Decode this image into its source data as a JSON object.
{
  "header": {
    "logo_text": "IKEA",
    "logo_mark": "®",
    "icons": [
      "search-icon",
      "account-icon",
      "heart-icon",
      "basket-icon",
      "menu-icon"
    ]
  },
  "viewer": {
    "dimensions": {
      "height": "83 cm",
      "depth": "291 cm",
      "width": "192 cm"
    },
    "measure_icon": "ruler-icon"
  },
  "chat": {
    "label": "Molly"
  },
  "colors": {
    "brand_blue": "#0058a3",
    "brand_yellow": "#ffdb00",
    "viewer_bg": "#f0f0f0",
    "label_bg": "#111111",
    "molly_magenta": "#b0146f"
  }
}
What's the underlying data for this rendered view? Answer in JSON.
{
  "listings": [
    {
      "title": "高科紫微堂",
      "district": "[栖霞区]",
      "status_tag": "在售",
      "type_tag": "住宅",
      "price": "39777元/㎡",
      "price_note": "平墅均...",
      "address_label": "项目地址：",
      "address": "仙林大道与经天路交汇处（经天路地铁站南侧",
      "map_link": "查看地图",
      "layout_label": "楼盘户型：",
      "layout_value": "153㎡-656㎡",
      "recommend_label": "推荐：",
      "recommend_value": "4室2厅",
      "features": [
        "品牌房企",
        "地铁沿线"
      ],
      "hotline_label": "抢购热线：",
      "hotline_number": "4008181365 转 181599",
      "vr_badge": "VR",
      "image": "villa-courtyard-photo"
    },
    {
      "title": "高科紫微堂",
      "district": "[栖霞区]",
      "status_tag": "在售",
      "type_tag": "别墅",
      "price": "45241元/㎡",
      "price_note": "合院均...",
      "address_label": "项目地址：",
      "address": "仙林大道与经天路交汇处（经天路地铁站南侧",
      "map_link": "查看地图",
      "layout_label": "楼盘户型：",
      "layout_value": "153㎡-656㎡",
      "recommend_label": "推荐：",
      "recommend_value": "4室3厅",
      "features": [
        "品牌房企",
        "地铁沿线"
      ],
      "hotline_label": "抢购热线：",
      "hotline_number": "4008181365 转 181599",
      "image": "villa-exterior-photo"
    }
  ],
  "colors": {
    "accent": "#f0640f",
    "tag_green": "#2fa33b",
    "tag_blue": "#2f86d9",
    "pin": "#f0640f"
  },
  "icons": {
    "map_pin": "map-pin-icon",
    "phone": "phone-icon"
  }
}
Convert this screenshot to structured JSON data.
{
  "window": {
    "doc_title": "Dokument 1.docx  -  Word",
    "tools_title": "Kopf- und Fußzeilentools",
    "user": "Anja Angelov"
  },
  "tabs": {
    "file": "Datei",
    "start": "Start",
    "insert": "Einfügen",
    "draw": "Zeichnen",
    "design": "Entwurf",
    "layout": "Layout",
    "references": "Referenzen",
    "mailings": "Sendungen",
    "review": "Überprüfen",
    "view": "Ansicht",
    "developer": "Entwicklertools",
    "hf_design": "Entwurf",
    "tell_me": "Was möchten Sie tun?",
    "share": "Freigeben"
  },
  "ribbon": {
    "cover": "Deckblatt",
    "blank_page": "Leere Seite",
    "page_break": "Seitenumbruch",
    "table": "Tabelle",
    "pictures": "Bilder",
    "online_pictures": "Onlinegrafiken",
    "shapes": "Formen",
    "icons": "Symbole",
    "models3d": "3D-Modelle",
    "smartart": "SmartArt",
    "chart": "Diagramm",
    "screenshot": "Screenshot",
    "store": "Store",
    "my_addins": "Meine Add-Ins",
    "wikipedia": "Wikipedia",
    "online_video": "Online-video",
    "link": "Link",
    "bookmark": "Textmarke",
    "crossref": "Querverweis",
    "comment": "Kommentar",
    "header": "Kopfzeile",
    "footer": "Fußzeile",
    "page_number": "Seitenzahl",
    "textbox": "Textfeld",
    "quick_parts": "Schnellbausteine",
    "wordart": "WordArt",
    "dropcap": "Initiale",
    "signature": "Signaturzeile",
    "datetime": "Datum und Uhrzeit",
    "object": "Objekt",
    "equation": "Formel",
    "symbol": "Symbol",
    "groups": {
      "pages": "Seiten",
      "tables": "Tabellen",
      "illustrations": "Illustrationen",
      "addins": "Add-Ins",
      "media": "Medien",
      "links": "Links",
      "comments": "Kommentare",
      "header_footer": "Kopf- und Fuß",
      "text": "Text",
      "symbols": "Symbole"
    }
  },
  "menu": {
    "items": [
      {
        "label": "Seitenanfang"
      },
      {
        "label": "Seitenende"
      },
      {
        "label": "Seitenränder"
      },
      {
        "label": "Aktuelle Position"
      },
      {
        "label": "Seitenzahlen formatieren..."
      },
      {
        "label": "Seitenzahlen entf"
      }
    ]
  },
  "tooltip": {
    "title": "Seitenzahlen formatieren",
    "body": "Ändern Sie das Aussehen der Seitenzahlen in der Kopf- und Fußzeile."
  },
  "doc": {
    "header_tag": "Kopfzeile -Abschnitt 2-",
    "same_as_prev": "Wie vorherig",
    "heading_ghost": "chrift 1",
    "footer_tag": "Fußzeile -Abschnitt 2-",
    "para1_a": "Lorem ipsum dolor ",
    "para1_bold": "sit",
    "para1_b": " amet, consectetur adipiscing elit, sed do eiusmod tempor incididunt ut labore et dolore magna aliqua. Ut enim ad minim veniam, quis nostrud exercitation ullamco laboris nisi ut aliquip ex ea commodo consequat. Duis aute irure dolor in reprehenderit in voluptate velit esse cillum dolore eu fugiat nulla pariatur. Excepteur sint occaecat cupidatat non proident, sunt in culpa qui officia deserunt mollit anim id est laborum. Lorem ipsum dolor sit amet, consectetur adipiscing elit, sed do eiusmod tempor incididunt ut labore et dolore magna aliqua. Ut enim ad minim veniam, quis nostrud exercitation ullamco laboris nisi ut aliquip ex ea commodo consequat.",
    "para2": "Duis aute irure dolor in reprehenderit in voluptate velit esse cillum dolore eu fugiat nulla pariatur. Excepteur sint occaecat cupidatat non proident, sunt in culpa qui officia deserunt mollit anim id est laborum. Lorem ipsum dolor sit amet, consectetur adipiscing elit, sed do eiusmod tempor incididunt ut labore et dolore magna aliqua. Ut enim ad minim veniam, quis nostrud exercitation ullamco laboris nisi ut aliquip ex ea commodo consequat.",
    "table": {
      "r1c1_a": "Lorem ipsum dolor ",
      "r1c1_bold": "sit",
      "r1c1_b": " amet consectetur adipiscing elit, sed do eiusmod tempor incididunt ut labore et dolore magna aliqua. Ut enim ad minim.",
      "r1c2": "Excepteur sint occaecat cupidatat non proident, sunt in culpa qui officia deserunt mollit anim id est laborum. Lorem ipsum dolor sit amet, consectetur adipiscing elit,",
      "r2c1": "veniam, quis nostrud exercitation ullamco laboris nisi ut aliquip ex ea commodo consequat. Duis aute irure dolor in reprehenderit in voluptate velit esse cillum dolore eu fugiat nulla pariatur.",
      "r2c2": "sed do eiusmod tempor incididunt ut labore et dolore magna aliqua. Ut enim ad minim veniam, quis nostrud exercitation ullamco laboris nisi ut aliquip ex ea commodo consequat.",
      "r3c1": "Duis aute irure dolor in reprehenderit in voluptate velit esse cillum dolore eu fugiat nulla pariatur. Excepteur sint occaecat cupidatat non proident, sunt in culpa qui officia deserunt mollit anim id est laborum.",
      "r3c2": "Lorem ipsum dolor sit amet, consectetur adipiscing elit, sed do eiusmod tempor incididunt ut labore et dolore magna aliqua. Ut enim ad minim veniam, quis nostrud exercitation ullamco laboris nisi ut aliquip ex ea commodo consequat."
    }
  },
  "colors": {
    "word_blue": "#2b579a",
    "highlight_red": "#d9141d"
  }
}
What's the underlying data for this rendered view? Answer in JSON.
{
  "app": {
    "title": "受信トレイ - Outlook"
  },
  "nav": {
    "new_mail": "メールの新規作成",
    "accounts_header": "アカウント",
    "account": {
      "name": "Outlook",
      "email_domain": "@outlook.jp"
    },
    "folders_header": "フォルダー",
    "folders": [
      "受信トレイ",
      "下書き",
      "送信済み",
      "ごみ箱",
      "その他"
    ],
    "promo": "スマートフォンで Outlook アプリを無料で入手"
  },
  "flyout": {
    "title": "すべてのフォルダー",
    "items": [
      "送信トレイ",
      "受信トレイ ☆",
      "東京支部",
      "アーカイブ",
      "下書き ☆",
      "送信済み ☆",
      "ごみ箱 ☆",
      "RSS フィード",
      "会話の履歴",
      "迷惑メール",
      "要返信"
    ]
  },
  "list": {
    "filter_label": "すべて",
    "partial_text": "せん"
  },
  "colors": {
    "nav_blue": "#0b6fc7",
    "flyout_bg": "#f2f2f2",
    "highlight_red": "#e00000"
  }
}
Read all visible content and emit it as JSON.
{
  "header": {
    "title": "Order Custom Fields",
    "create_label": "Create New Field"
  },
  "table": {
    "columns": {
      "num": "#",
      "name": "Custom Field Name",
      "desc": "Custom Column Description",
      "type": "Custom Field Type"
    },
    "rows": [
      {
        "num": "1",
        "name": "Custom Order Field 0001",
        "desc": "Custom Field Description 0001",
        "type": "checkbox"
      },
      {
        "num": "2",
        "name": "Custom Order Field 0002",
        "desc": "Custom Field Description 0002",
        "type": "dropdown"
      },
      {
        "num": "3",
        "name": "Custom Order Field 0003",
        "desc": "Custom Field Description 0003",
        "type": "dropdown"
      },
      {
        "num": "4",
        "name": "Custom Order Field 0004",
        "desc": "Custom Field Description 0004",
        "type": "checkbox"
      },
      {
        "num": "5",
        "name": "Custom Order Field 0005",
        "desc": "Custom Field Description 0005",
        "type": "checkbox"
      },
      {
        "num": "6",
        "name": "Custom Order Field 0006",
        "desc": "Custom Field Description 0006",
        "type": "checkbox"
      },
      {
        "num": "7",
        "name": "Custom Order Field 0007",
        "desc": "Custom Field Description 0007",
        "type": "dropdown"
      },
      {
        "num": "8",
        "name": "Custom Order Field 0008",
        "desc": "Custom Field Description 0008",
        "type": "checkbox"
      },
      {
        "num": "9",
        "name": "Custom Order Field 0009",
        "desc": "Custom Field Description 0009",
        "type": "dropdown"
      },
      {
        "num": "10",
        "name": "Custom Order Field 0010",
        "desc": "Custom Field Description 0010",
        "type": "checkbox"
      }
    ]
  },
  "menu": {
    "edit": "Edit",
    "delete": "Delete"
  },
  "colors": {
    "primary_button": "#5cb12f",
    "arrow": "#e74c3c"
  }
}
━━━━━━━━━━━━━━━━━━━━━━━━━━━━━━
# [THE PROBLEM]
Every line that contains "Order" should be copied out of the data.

# [EXPECTED ANSWER]
    "title": "Order Custom Fields",
        "name": "Custom Order Field 0001",
        "name": "Custom Order Field 0002",
        "name": "Custom Order Field 0003",
        "name": "Custom Order Field 0004",
        "name": "Custom Order Field 0005",
        "name": "Custom Order Field 0006",
        "name": "Custom Order Field 0007",
        "name": "Custom Order Field 0008",
        "name": "Custom Order Field 0009",
        "name": "Custom Order Field 0010",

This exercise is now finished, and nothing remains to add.